Dataset rows for apps and sites:
━━━━━━━━━━
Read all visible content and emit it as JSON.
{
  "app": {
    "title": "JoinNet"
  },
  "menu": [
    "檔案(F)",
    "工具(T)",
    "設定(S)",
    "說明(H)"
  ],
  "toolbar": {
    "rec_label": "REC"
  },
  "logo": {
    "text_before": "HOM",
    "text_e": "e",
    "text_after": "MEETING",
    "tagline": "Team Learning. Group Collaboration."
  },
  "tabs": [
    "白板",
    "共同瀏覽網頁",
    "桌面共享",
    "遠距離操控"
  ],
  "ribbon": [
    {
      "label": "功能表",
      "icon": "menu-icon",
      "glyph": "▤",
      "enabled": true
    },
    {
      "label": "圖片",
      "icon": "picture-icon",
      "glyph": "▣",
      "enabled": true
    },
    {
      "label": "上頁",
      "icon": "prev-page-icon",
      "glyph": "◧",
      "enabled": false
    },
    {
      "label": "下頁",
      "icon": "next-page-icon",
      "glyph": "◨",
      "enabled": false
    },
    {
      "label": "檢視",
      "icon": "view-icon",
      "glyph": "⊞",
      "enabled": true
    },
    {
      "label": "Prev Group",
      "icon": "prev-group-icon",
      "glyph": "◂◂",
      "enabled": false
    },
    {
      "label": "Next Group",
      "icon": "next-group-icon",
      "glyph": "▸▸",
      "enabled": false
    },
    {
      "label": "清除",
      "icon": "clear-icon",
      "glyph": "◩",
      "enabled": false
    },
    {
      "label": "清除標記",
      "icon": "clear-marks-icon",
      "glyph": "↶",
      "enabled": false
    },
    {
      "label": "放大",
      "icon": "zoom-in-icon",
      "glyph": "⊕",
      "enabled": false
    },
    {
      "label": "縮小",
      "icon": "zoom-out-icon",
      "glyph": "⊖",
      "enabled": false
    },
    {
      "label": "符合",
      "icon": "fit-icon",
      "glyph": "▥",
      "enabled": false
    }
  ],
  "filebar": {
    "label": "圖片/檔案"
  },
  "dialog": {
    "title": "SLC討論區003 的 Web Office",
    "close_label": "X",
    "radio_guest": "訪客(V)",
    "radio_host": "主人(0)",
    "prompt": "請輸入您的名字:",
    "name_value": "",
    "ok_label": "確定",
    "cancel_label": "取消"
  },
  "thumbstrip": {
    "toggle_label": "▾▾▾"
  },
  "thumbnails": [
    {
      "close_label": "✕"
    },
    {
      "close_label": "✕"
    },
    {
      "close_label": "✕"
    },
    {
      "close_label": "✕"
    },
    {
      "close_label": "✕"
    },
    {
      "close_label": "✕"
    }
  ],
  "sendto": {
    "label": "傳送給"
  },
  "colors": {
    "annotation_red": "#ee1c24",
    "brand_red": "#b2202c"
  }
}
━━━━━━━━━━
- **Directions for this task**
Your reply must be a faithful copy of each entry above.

- **Written solution**
Read all visible content and emit it as JSON.
{
  "app": {
    "title": "JoinNet"
  },
  "menu": [
    "檔案(F)",
    "工具(T)",
    "設定(S)",
    "說明(H)"
  ],
  "toolbar": {
    "rec_label": "REC"
  },
  "logo": {
    "text_before": "HOM",
    "text_e": "e",
    "text_after": "MEETING",
    "tagline": "Team Learning. Group Collaboration."
  },
  "tabs": [
    "白板",
    "共同瀏覽網頁",
    "桌面共享",
    "遠距離操控"
  ],
  "ribbon": [
    {
      "label": "功能表",
      "icon": "menu-icon",
      "glyph": "▤",
      "enabled": true
    },
    {
      "label": "圖片",
      "icon": "picture-icon",
      "glyph": "▣",
      "enabled": true
    },
    {
      "label": "上頁",
      "icon": "prev-page-icon",
      "glyph": "◧",
      "enabled": false
    },
    {
      "label": "下頁",
      "icon": "next-page-icon",
      "glyph": "◨",
      "enabled": false
    },
    {
      "label": "檢視",
      "icon": "view-icon",
      "glyph": "⊞",
      "enabled": true
    },
    {
      "label": "Prev Group",
      "icon": "prev-group-icon",
      "glyph": "◂◂",
      "enabled": false
    },
    {
      "label": "Next Group",
      "icon": "next-group-icon",
      "glyph": "▸▸",
      "enabled": false
    },
    {
      "label": "清除",
      "icon": "clear-icon",
      "glyph": "◩",
      "enabled": false
    },
    {
      "label": "清除標記",
      "icon": "clear-marks-icon",
      "glyph": "↶",
      "enabled": false
    },
    {
      "label": "放大",
      "icon": "zoom-in-icon",
      "glyph": "⊕",
      "enabled": false
    },
    {
      "label": "縮小",
      "icon": "zoom-out-icon",
      "glyph": "⊖",
      "enabled": false
    },
    {
      "label": "符合",
      "icon": "fit-icon",
      "glyph": "▥",
      "enabled": false
    }
  ],
  "filebar": {
    "label": "圖片/檔案"
  },
  "dialog": {
    "title": "SLC討論區003 的 Web Office",
    "close_label": "X",
    "radio_guest": "訪客(V)",
    "radio_host": "主人(0)",
    "prompt": "請輸入您的名字:",
    "name_value": "",
    "ok_label": "確定",
    "cancel_label": "取消"
  },
  "thumbstrip": {
    "toggle_label": "▾▾▾"
  },
  "thumbnails": [
    {
      "close_label": "✕"
    },
    {
      "close_label": "✕"
    },
    {
      "close_label": "✕"
    },
    {
      "close_label": "✕"
    },
    {
      "close_label": "✕"
    },
    {
      "close_label": "✕"
    }
  ],
  "sendto": {
    "label": "傳送給"
  },
  "colors": {
    "annotation_red": "#ee1c24",
    "brand_red": "#b2202c"
  }
}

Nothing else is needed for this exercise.